Date of Award:


Document Type:


Degree Name:

Doctor of Philosophy (PhD)


Wildland Resources

Committee Chair(s)

Daniel R. MacNulty (Committee Co-Chair), Tal Avgar (Committee Co-Chair)


Daniel R. MacNulty


Tal Avgar


Kezia Manlove


James Powell


David Stoner


Predators can have important ecological effects through killing and eating their prey, the so-called consumptive effect, but predators can also have a nonconsumptive effect (NCE) on their prey – this happens when the risk of predation itself causes prey to alter their behaviors or other traits and these alterations ultimately reduce prey survival, reproduction, or population size. While scientists understand the consumptive effects of predators well, we are still unsure whether NCEs are important in free-living systems.
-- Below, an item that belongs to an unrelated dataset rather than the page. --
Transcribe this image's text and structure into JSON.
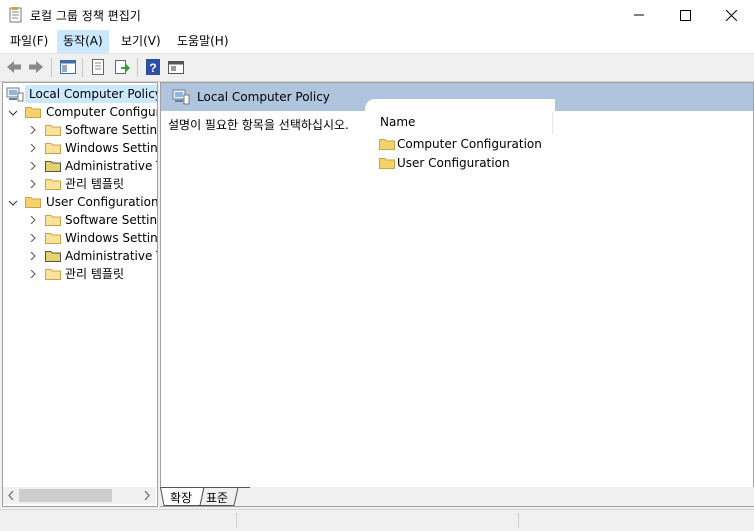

In this dissertation, I sought to better understand the potential NCEs of predators (wolves and cougars) on elk in northern Yellowstone National Park by leveraging data collected over 4 decades by the National Park Service. I first investigated the importance of elk density in shaping elk use of risky places. Increasing density means more mouths to feed, but it also means safety in numbers; as a result, increasing population density shifts the balance of the food-safety tradeoff common in ecosystems from safety at low density to food at high density. I then investigated the importance of elk age in determining how they respond to predators. Wolves hunt by singling out the weakest members of a herd, whereas cougars hunt by ambushing an unaware individual; therefore, wolf predation risk increases more sharply with age. I found that elk respond to this by taking fewer risks with wolves as they age. On the other hand, they take more risks with cougars as they age, a result of trying to maximize reproduction (by increasing their food intake) in their remaining years. Finally, I measured the potential NCE of wolves and cougars on elk birth rates, while controlling for the effects of elk density and age. I found evidence that an NCE likely occurs, but the overall effect was too weak to explain large changes to elk population size over the decades. This information improves our understanding of how predators affect prey populations, which is particularly important given large carnivore recovery and reintroductions around the world.



Creative Commons License

Creative Commons Attribution-Noncommercial 4.0 License
This work is licensed under a Creative Commons Attribution-Noncommercial 4.0 License